BRIEF
Would you restate all the entries exactly, leaving nothing out?

[Extracted data entries]
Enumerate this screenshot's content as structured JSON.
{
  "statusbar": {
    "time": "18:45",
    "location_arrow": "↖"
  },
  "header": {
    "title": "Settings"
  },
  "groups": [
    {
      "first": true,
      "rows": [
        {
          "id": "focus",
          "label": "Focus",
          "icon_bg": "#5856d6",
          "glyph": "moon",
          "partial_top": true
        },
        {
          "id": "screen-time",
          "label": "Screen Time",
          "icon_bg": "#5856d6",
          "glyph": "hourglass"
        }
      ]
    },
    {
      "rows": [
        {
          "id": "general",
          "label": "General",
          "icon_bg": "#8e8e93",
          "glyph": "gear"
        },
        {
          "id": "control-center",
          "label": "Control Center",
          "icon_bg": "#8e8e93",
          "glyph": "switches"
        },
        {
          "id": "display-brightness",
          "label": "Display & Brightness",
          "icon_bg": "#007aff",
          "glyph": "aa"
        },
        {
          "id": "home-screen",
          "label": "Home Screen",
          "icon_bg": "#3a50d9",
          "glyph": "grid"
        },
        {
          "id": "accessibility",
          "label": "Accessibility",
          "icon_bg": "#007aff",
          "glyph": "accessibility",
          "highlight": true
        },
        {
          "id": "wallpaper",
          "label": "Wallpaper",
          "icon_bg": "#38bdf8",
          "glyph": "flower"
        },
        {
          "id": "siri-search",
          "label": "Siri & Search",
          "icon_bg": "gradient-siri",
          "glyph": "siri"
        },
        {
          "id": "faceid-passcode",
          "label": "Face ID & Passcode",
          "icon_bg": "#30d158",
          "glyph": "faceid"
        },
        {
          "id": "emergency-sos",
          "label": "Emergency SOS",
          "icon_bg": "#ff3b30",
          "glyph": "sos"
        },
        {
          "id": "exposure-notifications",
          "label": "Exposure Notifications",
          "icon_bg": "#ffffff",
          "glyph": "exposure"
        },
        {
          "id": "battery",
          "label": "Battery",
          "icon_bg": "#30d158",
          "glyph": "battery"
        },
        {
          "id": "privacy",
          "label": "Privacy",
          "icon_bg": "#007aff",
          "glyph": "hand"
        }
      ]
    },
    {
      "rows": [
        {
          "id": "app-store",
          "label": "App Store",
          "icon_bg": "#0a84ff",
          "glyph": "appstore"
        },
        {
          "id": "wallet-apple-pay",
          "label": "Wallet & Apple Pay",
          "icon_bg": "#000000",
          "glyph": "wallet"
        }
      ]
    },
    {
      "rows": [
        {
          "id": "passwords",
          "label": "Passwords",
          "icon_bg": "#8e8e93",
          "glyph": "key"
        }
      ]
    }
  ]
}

RESULT OF THIS EXERCISE
Enumerate this screenshot's content as structured JSON.
{
  "statusbar": {
    "time": "18:45",
    "location_arrow": "↖"
  },
  "header": {
    "title": "Settings"
  },
  "groups": [
    {
      "first": true,
      "rows": [
        {
          "id": "focus",
          "label": "Focus",
          "icon_bg": "#5856d6",
          "glyph": "moon",
          "partial_top": true
        },
        {
          "id": "screen-time",
          "label": "Screen Time",
          "icon_bg": "#5856d6",
          "glyph": "hourglass"
        }
      ]
    },
    {
      "rows": [
        {
          "id": "general",
          "label": "General",
          "icon_bg": "#8e8e93",
          "glyph": "gear"
        },
        {
          "id": "control-center",
          "label": "Control Center",
          "icon_bg": "#8e8e93",
          "glyph": "switches"
        },
        {
          "id": "display-brightness",
          "label": "Display & Brightness",
          "icon_bg": "#007aff",
          "glyph": "aa"
        },
        {
          "id": "home-screen",
          "label": "Home Screen",
          "icon_bg": "#3a50d9",
          "glyph": "grid"
        },
        {
          "id": "accessibility",
          "label": "Accessibility",
          "icon_bg": "#007aff",
          "glyph": "accessibility",
          "highlight": true
        },
        {
          "id": "wallpaper",
          "label": "Wallpaper",
          "icon_bg": "#38bdf8",
          "glyph": "flower"
        },
        {
          "id": "siri-search",
          "label": "Siri & Search",
          "icon_bg": "gradient-siri",
          "glyph": "siri"
        },
        {
          "id": "faceid-passcode",
          "label": "Face ID & Passcode",
          "icon_bg": "#30d158",
          "glyph": "faceid"
        },
        {
          "id": "emergency-sos",
          "label": "Emergency SOS",
          "icon_bg": "#ff3b30",
          "glyph": "sos"
        },
        {
          "id": "exposure-notifications",
          "label": "Exposure Notifications",
          "icon_bg": "#ffffff",
          "glyph": "exposure"
        },
        {
          "id": "battery",
          "label": "Battery",
          "icon_bg": "#30d158",
          "glyph": "battery"
        },
        {
          "id": "privacy",
          "label": "Privacy",
          "icon_bg": "#007aff",
          "glyph": "hand"
        }
      ]
    },
    {
      "rows": [
        {
          "id": "app-store",
          "label": "App Store",
          "icon_bg": "#0a84ff",
          "glyph": "appstore"
        },
        {
          "id": "wallet-apple-pay",
          "label": "Wallet & Apple Pay",
          "icon_bg": "#000000",
          "glyph": "wallet"
        }
      ]
    },
    {
      "rows": [
        {
          "id": "passwords",
          "label": "Passwords",
          "icon_bg": "#8e8e93",
          "glyph": "key"
        }
      ]
    }
  ]
}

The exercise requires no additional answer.